mpif90 -g prog.f90

Start Totalview. For example, to debug an MPI program using 4 MPI processes:

mpirun --debug -np 4 ./a.out

Note that to ensure that Totalview can obtain information on all variables compile with no optimisation. This is the default if -g is used with no specific optimisation level.   

Totalview shows source code for mpirun when it first starts an MPI job. A GUI like the following is generated. Click on GO and all the processes will start up and you will be asked if you want to stop the parallel job. At this point click YES if you want to insert breakpoints. The source code will be shown and you can click on any lines where you wish to stop.   


If your source code is in a different directory from where you fired up Totalview you may need to add the path to Search Path under the File Menu. Right clicking on any subroutine name will “dive” into the source code for that routine and break points can be set there.   

The procedure for viewing variables in an MPI job is a little complicated. If your code has stopped at a breakpoint right click on the variable or array of interest in the stack frame window. If the variable cannot be displayed then choose “Add to expression list” and the variable will appear listed in a new window. If it is marked “Invalid compilation scope” in this new window right click again on the variable name in this window and chose “Compilation scope”. Change this to “Floating” and the value of the variable or array should appear. Right clicking on it again and chosing “Dive” will give you values for arrays. In this window you can chose “Laminate” then “Process” under the View menu to see the values on different processors.   

Under the Tools option on the top toolbar of the window displaying the variable values you can choose Visualize to display the data graphically which can be useful for large arrays.   

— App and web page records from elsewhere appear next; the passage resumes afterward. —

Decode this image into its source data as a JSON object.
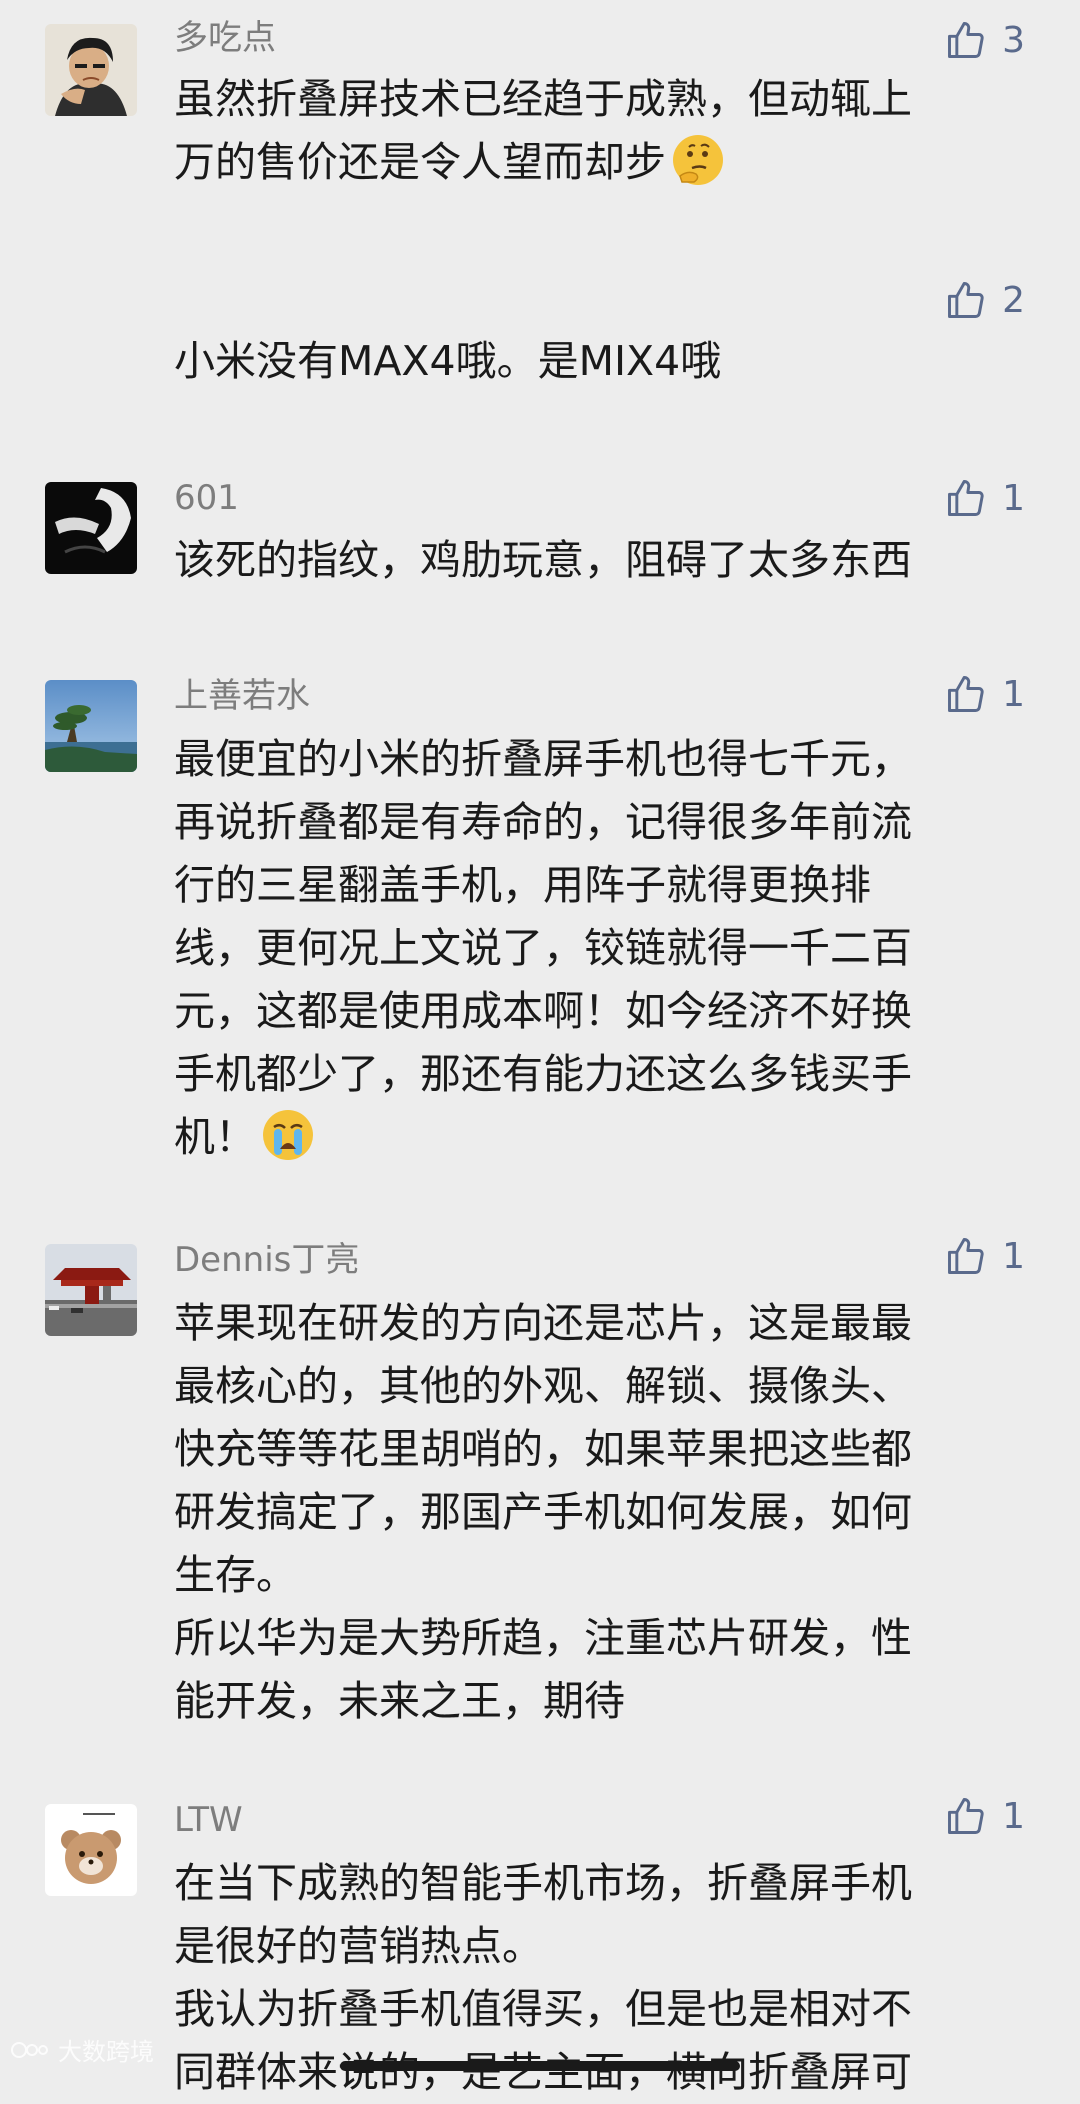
{
  "comments": [
    {
      "username": "多吃点",
      "likes": "3",
      "text": "虽然折叠屏技术已经趋于成熟，但动辄上\n万的售价还是令人望而却步",
      "emoji": "thinking-face-icon"
    },
    {
      "username": "",
      "likes": "2",
      "text": "小米没有MAX4哦。是MIX4哦"
    },
    {
      "username": "601",
      "likes": "1",
      "text": "该死的指纹，鸡肋玩意，阻碍了太多东西"
    },
    {
      "username": "上善若水",
      "likes": "1",
      "text": "最便宜的小米的折叠屏手机也得七千元，\n再说折叠都是有寿命的，记得很多年前流\n行的三星翻盖手机，用阵子就得更换排\n线，更何况上文说了，铰链就得一千二百\n元，这都是使用成本啊！如今经济不好换\n手机都少了，那还有能力还这么多钱买手\n机！",
      "emoji": "crying-face-icon"
    },
    {
      "username": "Dennis丁亮",
      "likes": "1",
      "text": "苹果现在研发的方向还是芯片，这是最最\n最核心的，其他的外观、解锁、摄像头、\n快充等等花里胡哨的，如果苹果把这些都\n研发搞定了，那国产手机如何发展，如何\n生存。\n所以华为是大势所趋，注重芯片研发，性\n能开发，未来之王，期待"
    },
    {
      "username": "LTW",
      "likes": "1",
      "text": "在当下成熟的智能手机市场，折叠屏手机\n是很好的营销热点。\n我认为折叠手机值得买，但是也是相对不\n同群体来说的，是艺主面，横向折叠屏可"
    }
  ],
  "watermark": "大数跨境"
}
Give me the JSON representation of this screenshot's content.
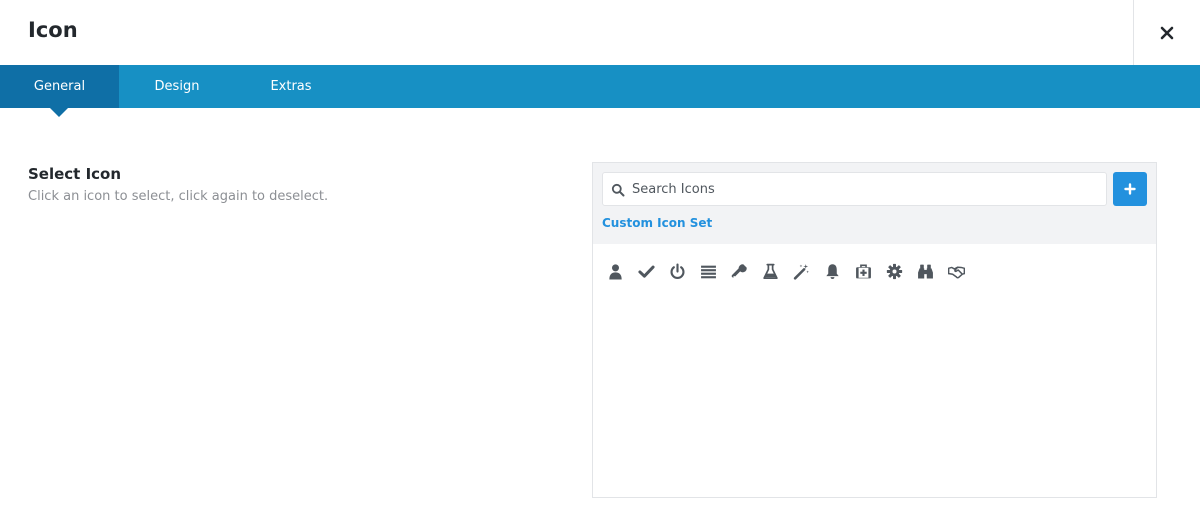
{
  "dialog": {
    "title": "Icon"
  },
  "tabs": [
    {
      "label": "General",
      "active": true
    },
    {
      "label": "Design",
      "active": false
    },
    {
      "label": "Extras",
      "active": false
    }
  ],
  "option": {
    "title": "Select Icon",
    "description": "Click an icon to select, click again to deselect."
  },
  "icon_picker": {
    "search_placeholder": "Search Icons",
    "custom_set_label": "Custom Icon Set",
    "icons": [
      "user-icon",
      "check-icon",
      "power-off-icon",
      "bars-icon",
      "wrench-icon",
      "flask-icon",
      "magic-wand-icon",
      "bell-icon",
      "medkit-icon",
      "cog-icon",
      "binoculars-icon",
      "handshake-icon"
    ]
  },
  "colors": {
    "tab_bar": "#1790c4",
    "tab_active": "#0f6fa6",
    "accent": "#2391de",
    "icon": "#50575e"
  }
}
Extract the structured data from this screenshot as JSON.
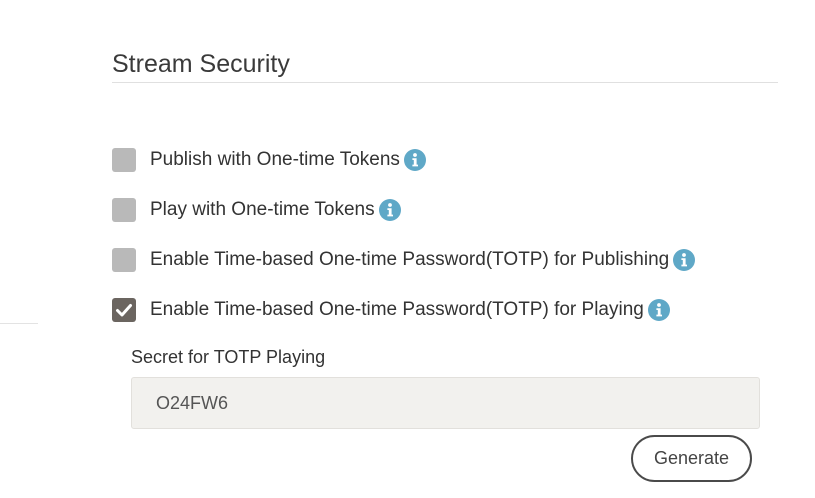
{
  "section": {
    "title": "Stream Security"
  },
  "options": [
    {
      "label": "Publish with One-time Tokens",
      "checked": false,
      "info_icon": "info-circle-icon"
    },
    {
      "label": "Play with One-time Tokens",
      "checked": false,
      "info_icon": "info-circle-icon"
    },
    {
      "label": "Enable Time-based One-time Password(TOTP) for Publishing",
      "checked": false,
      "info_icon": "info-circle-icon"
    },
    {
      "label": "Enable Time-based One-time Password(TOTP) for Playing",
      "checked": true,
      "info_icon": "info-circle-icon"
    }
  ],
  "totp_playing": {
    "field_label": "Secret for TOTP Playing",
    "secret_value": "O24FW6",
    "generate_label": "Generate"
  },
  "colors": {
    "checkbox_unchecked": "#b9b9b9",
    "checkbox_checked": "#6b6560",
    "info_icon": "#5fa8c7",
    "input_background": "#f2f1ee"
  }
}
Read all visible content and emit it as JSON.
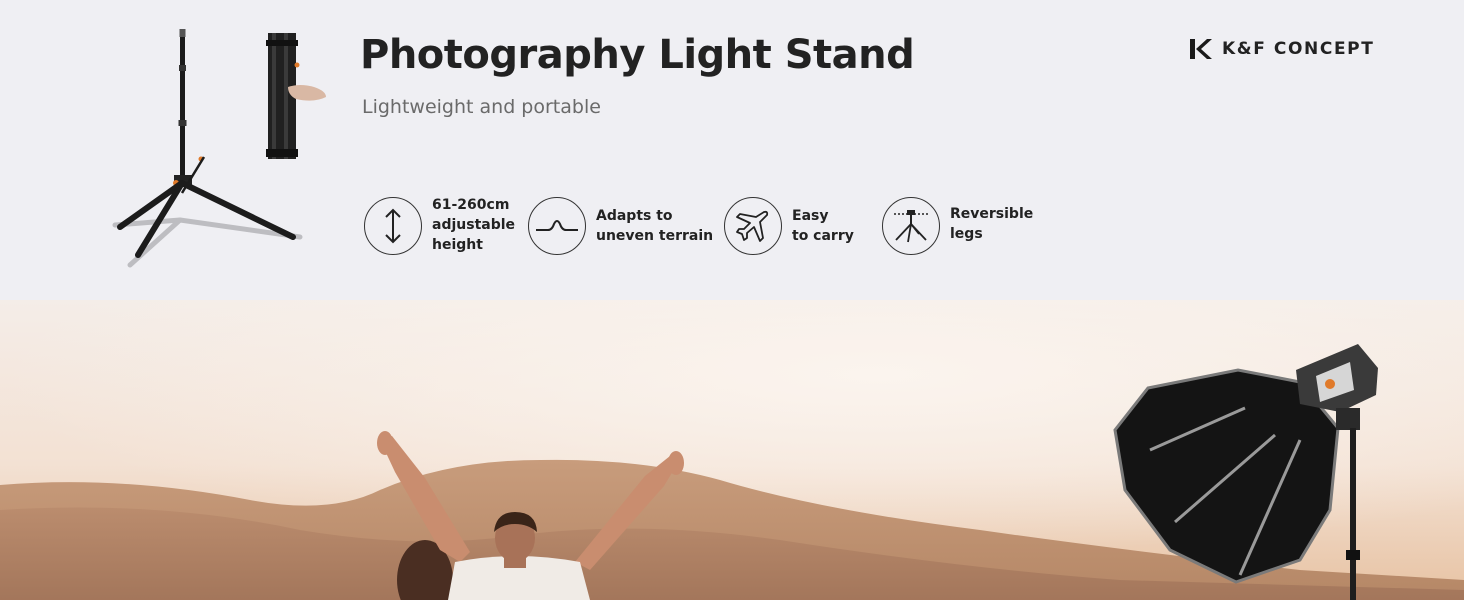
{
  "header": {
    "title": "Photography Light Stand",
    "subtitle": "Lightweight and portable"
  },
  "brand": {
    "name": "K&F CONCEPT",
    "logo_icon": "kf-logo-icon"
  },
  "features": [
    {
      "icon": "up-down-arrow-icon",
      "lines": [
        "61-260cm",
        "adjustable",
        "height"
      ]
    },
    {
      "icon": "terrain-curve-icon",
      "lines": [
        "Adapts to",
        "uneven terrain"
      ]
    },
    {
      "icon": "airplane-icon",
      "lines": [
        "Easy",
        "to carry"
      ]
    },
    {
      "icon": "tripod-legs-icon",
      "lines": [
        "Reversible",
        "legs"
      ]
    }
  ],
  "colors": {
    "background": "#efeff3",
    "text": "#222222",
    "subtitle": "#6a6a6a",
    "accent_orange": "#e07a2a"
  }
}
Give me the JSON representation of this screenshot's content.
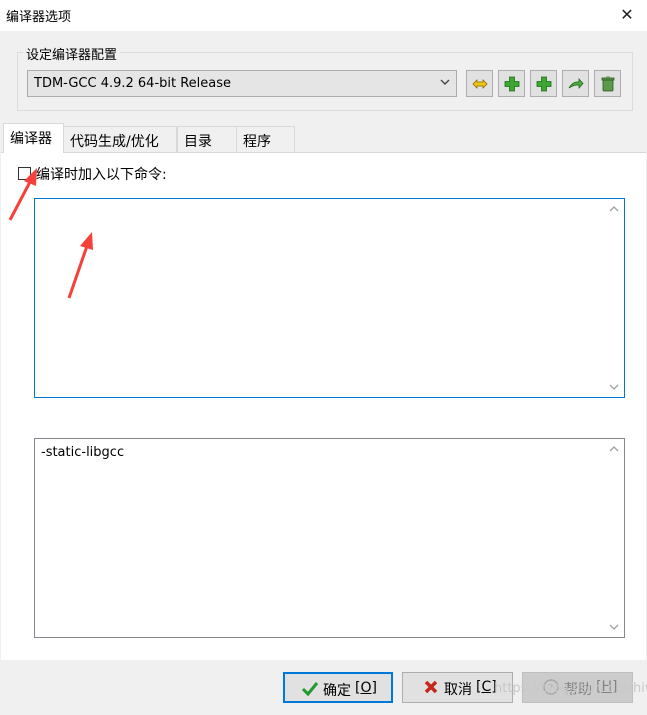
{
  "window": {
    "title": "编译器选项",
    "close_glyph": "✕"
  },
  "config_group": {
    "title": "设定编译器配置",
    "selected_profile": "TDM-GCC 4.9.2 64-bit Release",
    "toolbar_icons": [
      "rename-icon",
      "add-profile-icon",
      "add-profile-copy-icon",
      "export-icon",
      "delete-icon"
    ]
  },
  "tabs": [
    {
      "label": "编译器",
      "active": true
    },
    {
      "label": "代码生成/优化",
      "active": false
    },
    {
      "label": "目录",
      "active": false
    },
    {
      "label": "程序",
      "active": false
    }
  ],
  "compiler_tab": {
    "add_commands_checkbox": {
      "label": "编译时加入以下命令:",
      "checked": false
    },
    "compile_commands_text": "",
    "linker_commands_text": "-static-libgcc"
  },
  "buttons": {
    "ok": {
      "label": "确定",
      "accel": "[O]"
    },
    "cancel": {
      "label": "取消",
      "accel": "[C]"
    },
    "help": {
      "label": "帮助",
      "accel": "[H]"
    }
  },
  "watermark": "https://blog.csdn.net/hiww",
  "colors": {
    "accent": "#0078d7",
    "annotation_red": "#f5413b"
  }
}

It is also possible to use Totalview for memory debugging, showing graphical representations of outstanding messages in MPI or setting action points based on evaluation of a user defined expression. See the Totalview User Guide for more information